The recording industry’s Music Performance Trust Fund (MPTF) is launching an uplifting documentary, Never Too Old, providing more evidence that experiencing live music together positively impacts the health and well-being and reduces the isolation of older adults. The film spotlights the experience live music performances create for performing musicians and their audiences as they come together at three senior centers located in New York City, New Orleans, and the Los Angeles area. The official release of the film is March 19, 2019 in New York, with additional screenings at the other two participating senior centers, at American Federation of Musician local offices, and at music industry meetings and events.
Shining a light on the Music Performance Trust Fund’s MusicianFest initiative to provide free musical performances at senior centers and assisted living facilities in the United States and Canada, the 27-minute documentary explores the many paths that led these musicians, many who are seniors themselves, to perform for older audiences. Audience members share their impressions about what these live music performances mean to them. Additionally, senior center professionals from each facility provide their perspectives of the impact these small performances have on the physical, mental, and social well-being of the individuals they serve and the need for quality lifestyle programming for older adults.
“Live music’s impact on the lives of seniors is truly immeasurable,” stated Dan Beck, trustee of the Music Performance Trust Fund and former Epic Records executive and President of V2 Records. “These performances stimulate our emotions and get people to interact with each other, to get up and move, and to reconnect with joyful memories. Bringing together professional musicians with the senior community has only fueled our desire to preserve and grow MusicianFest.”
The first screening of the film will take place at VISIONS Center on Aging in New York City, which specializes in providing service to blind and visually impaired seniors, providing insight into the multiple issues that can complicate the aging process. “Over 700 people are registered here and most are low income. Most are totally or legally blind, so they really relate to music but can't afford to go to Broadway or get a ticket to see a concert. This program brings the concert to them,” says Carrie Lewy, Director, VISIONS Senior Center, NYC.
Harmony House Senior Center in New Orleans, LA, which evolved from an abandoned, firehouse after Hurricane Katrina, now serves as a strong, central gathering place in the Treme section of New Orleans, where the roots of the city’s music run deep. “The state has cut funding for our senior centers,” explained Norman Smith, Executive Director, Harmony House Senior Center. “For these individuals to want to take their time to want to come here; it’s important to us. It makes us feel that someone cares.

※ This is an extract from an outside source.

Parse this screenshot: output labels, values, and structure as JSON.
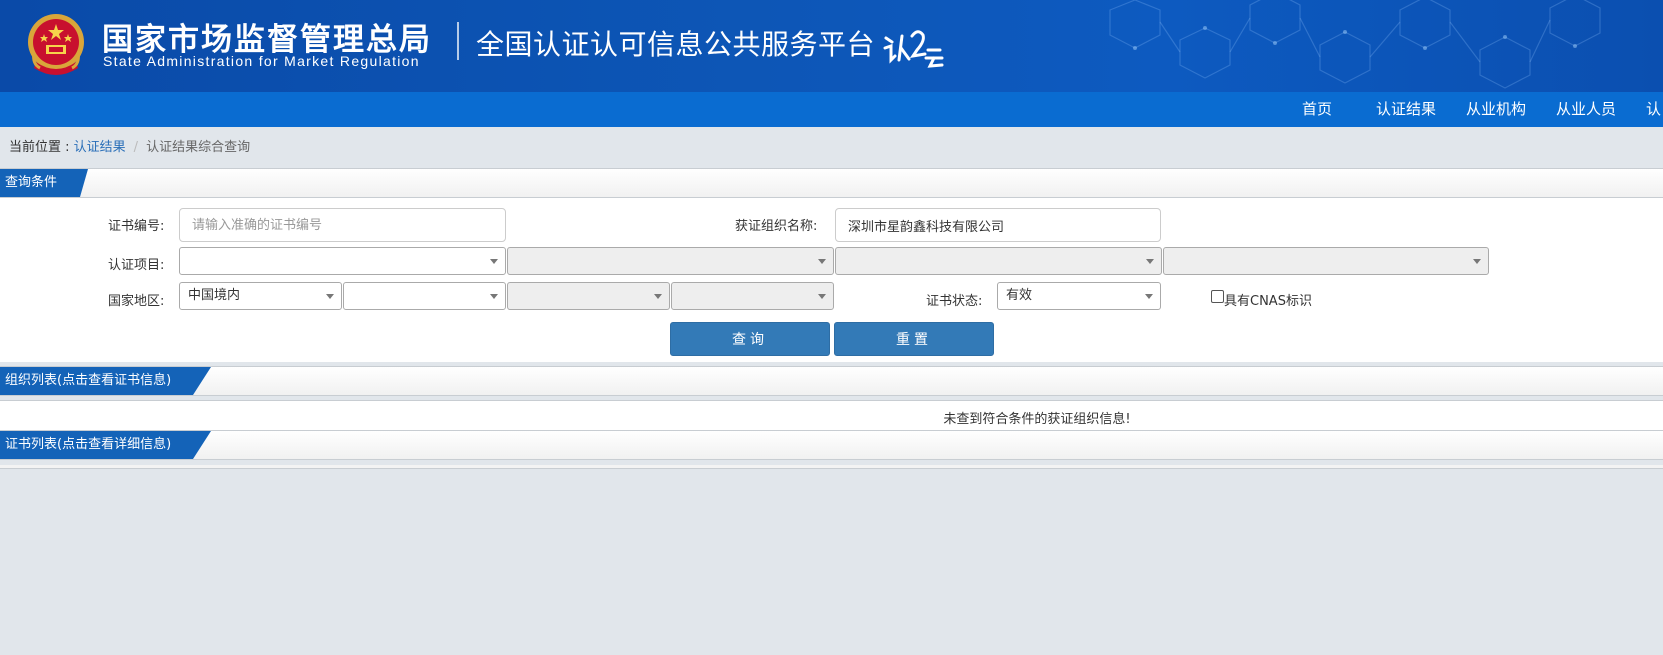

And we care about them and they care about us. I think it’s a plus-plus for all of us.”
Elyse Nordholm Garcia, Senior Center Director, Long Beach Senior Center in Long Beach, CA, added that “at least 40% of our population is homeless or semi-homeless. They come here and they can relax and escape into the entertainment... then we get to know what's going on in their lives and if we can help them with services.”
Never Too Old is being created in multiple lengths to facilitate multiple usage on digital outlets, in community meetings and in social media. A full length, 27-minute version provides insight in live music’s impact on well-being for older adult professional musicians and their audiences, while a 10-minute version will provide the essence of these messages while focusing on the reach and goals of the MusicianFest initiative. An abridged version will be provided by MPTF to the 200 local offices of the American Federation of Musicians for use on their websites and in meetings in their communities in the U.S. and Canada. Images and information will circulate via social media to raise awareness of the impact of live music and of opportunities to view the documentary.
For more, visit musicpf.org.